++++ Data for this exercise ++++
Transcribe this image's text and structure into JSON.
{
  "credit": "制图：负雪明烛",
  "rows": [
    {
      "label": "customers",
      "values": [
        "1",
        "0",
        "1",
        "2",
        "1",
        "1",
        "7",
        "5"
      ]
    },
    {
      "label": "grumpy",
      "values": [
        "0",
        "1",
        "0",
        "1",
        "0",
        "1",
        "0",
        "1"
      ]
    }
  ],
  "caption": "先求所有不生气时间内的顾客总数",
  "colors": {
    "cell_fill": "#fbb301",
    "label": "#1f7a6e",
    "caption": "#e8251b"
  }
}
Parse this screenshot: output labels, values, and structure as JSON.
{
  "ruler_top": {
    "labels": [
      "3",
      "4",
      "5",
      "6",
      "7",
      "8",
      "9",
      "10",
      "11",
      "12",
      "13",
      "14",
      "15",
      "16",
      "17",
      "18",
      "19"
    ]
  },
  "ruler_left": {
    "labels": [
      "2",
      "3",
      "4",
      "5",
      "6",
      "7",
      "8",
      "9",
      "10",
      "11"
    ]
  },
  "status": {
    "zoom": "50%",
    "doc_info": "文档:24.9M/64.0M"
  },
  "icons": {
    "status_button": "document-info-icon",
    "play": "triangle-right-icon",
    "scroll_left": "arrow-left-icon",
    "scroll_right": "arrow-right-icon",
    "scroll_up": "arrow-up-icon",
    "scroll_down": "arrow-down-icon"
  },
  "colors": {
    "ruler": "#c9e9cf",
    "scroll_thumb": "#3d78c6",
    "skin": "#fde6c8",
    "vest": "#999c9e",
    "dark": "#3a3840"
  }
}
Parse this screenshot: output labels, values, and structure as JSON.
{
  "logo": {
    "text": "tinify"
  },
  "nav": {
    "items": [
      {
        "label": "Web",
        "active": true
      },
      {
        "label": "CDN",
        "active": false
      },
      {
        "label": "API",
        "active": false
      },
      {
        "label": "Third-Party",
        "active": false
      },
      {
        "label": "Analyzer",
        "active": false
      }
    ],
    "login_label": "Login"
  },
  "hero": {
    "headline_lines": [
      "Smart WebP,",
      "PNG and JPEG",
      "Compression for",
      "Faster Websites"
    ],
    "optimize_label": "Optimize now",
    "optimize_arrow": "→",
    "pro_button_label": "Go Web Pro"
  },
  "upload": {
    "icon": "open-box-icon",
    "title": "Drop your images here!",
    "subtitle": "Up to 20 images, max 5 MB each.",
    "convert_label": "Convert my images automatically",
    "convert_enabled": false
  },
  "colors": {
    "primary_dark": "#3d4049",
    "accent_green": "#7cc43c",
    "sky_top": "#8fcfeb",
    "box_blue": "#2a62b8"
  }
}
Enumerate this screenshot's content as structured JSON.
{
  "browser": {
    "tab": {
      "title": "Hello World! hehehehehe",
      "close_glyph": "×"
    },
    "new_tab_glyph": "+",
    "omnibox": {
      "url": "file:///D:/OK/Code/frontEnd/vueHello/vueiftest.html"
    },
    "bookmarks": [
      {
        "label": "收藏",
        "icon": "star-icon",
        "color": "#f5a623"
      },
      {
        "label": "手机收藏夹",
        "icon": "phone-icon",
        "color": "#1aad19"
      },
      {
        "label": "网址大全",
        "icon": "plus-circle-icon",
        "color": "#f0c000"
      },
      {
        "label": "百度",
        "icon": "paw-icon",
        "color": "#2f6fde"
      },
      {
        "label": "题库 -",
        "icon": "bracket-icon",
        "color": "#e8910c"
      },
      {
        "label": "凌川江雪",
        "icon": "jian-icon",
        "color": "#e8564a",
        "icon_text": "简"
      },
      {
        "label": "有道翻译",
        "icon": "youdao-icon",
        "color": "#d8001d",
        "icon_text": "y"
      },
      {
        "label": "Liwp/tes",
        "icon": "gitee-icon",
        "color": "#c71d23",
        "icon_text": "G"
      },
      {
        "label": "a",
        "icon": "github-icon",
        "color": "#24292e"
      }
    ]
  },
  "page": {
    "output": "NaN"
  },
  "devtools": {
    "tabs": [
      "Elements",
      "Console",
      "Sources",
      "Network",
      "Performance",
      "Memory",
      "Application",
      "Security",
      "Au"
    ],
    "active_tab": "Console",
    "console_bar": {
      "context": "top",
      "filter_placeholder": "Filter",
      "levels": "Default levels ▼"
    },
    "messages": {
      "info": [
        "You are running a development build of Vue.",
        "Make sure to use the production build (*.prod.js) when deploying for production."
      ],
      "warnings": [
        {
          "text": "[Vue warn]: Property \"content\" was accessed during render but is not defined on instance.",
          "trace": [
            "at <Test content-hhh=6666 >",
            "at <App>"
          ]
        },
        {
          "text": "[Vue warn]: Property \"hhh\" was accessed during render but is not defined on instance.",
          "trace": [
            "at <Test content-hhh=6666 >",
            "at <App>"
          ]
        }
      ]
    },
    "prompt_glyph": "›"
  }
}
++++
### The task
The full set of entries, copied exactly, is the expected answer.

### Finished task
Transcribe this image's text and structure into JSON.
{
  "credit": "制图：负雪明烛",
  "rows": [
    {
      "label": "customers",
      "values": [
        "1",
        "0",
        "1",
        "2",
        "1",
        "1",
        "7",
        "5"
      ]
    },
    {
      "label": "grumpy",
      "values": [
        "0",
        "1",
        "0",
        "1",
        "0",
        "1",
        "0",
        "1"
      ]
    }
  ],
  "caption": "先求所有不生气时间内的顾客总数",
  "colors": {
    "cell_fill": "#fbb301",
    "label": "#1f7a6e",
    "caption": "#e8251b"
  }
}
Parse this screenshot: output labels, values, and structure as JSON.
{
  "ruler_top": {
    "labels": [
      "3",
      "4",
      "5",
      "6",
      "7",
      "8",
      "9",
      "10",
      "11",
      "12",
      "13",
      "14",
      "15",
      "16",
      "17",
      "18",
      "19"
    ]
  },
  "ruler_left": {
    "labels": [
      "2",
      "3",
      "4",
      "5",
      "6",
      "7",
      "8",
      "9",
      "10",
      "11"
    ]
  },
  "status": {
    "zoom": "50%",
    "doc_info": "文档:24.9M/64.0M"
  },
  "icons": {
    "status_button": "document-info-icon",
    "play": "triangle-right-icon",
    "scroll_left": "arrow-left-icon",
    "scroll_right": "arrow-right-icon",
    "scroll_up": "arrow-up-icon",
    "scroll_down": "arrow-down-icon"
  },
  "colors": {
    "ruler": "#c9e9cf",
    "scroll_thumb": "#3d78c6",
    "skin": "#fde6c8",
    "vest": "#999c9e",
    "dark": "#3a3840"
  }
}
Parse this screenshot: output labels, values, and structure as JSON.
{
  "logo": {
    "text": "tinify"
  },
  "nav": {
    "items": [
      {
        "label": "Web",
        "active": true
      },
      {
        "label": "CDN",
        "active": false
      },
      {
        "label": "API",
        "active": false
      },
      {
        "label": "Third-Party",
        "active": false
      },
      {
        "label": "Analyzer",
        "active": false
      }
    ],
    "login_label": "Login"
  },
  "hero": {
    "headline_lines": [
      "Smart WebP,",
      "PNG and JPEG",
      "Compression for",
      "Faster Websites"
    ],
    "optimize_label": "Optimize now",
    "optimize_arrow": "→",
    "pro_button_label": "Go Web Pro"
  },
  "upload": {
    "icon": "open-box-icon",
    "title": "Drop your images here!",
    "subtitle": "Up to 20 images, max 5 MB each.",
    "convert_label": "Convert my images automatically",
    "convert_enabled": false
  },
  "colors": {
    "primary_dark": "#3d4049",
    "accent_green": "#7cc43c",
    "sky_top": "#8fcfeb",
    "box_blue": "#2a62b8"
  }
}
Enumerate this screenshot's content as structured JSON.
{
  "browser": {
    "tab": {
      "title": "Hello World! hehehehehe",
      "close_glyph": "×"
    },
    "new_tab_glyph": "+",
    "omnibox": {
      "url": "file:///D:/OK/Code/frontEnd/vueHello/vueiftest.html"
    },
    "bookmarks": [
      {
        "label": "收藏",
        "icon": "star-icon",
        "color": "#f5a623"
      },
      {
        "label": "手机收藏夹",
        "icon": "phone-icon",
        "color": "#1aad19"
      },
      {
        "label": "网址大全",
        "icon": "plus-circle-icon",
        "color": "#f0c000"
      },
      {
        "label": "百度",
        "icon": "paw-icon",
        "color": "#2f6fde"
      },
      {
        "label": "题库 -",
        "icon": "bracket-icon",
        "color": "#e8910c"
      },
      {
        "label": "凌川江雪",
        "icon": "jian-icon",
        "color": "#e8564a",
        "icon_text": "简"
      },
      {
        "label": "有道翻译",
        "icon": "youdao-icon",
        "color": "#d8001d",
        "icon_text": "y"
      },
      {
        "label": "Liwp/tes",
        "icon": "gitee-icon",
        "color": "#c71d23",
        "icon_text": "G"
      },
      {
        "label": "a",
        "icon": "github-icon",
        "color": "#24292e"
      }
    ]
  },
  "page": {
    "output": "NaN"
  },
  "devtools": {
    "tabs": [
      "Elements",
      "Console",
      "Sources",
      "Network",
      "Performance",
      "Memory",
      "Application",
      "Security",
      "Au"
    ],
    "active_tab": "Console",
    "console_bar": {
      "context": "top",
      "filter_placeholder": "Filter",
      "levels": "Default levels ▼"
    },
    "messages": {
      "info": [
        "You are running a development build of Vue.",
        "Make sure to use the production build (*.prod.js) when deploying for production."
      ],
      "warnings": [
        {
          "text": "[Vue warn]: Property \"content\" was accessed during render but is not defined on instance.",
          "trace": [
            "at <Test content-hhh=6666 >",
            "at <App>"
          ]
        },
        {
          "text": "[Vue warn]: Property \"hhh\" was accessed during render but is not defined on instance.",
          "trace": [
            "at <Test content-hhh=6666 >",
            "at <App>"
          ]
        }
      ]
    },
    "prompt_glyph": "›"
  }
}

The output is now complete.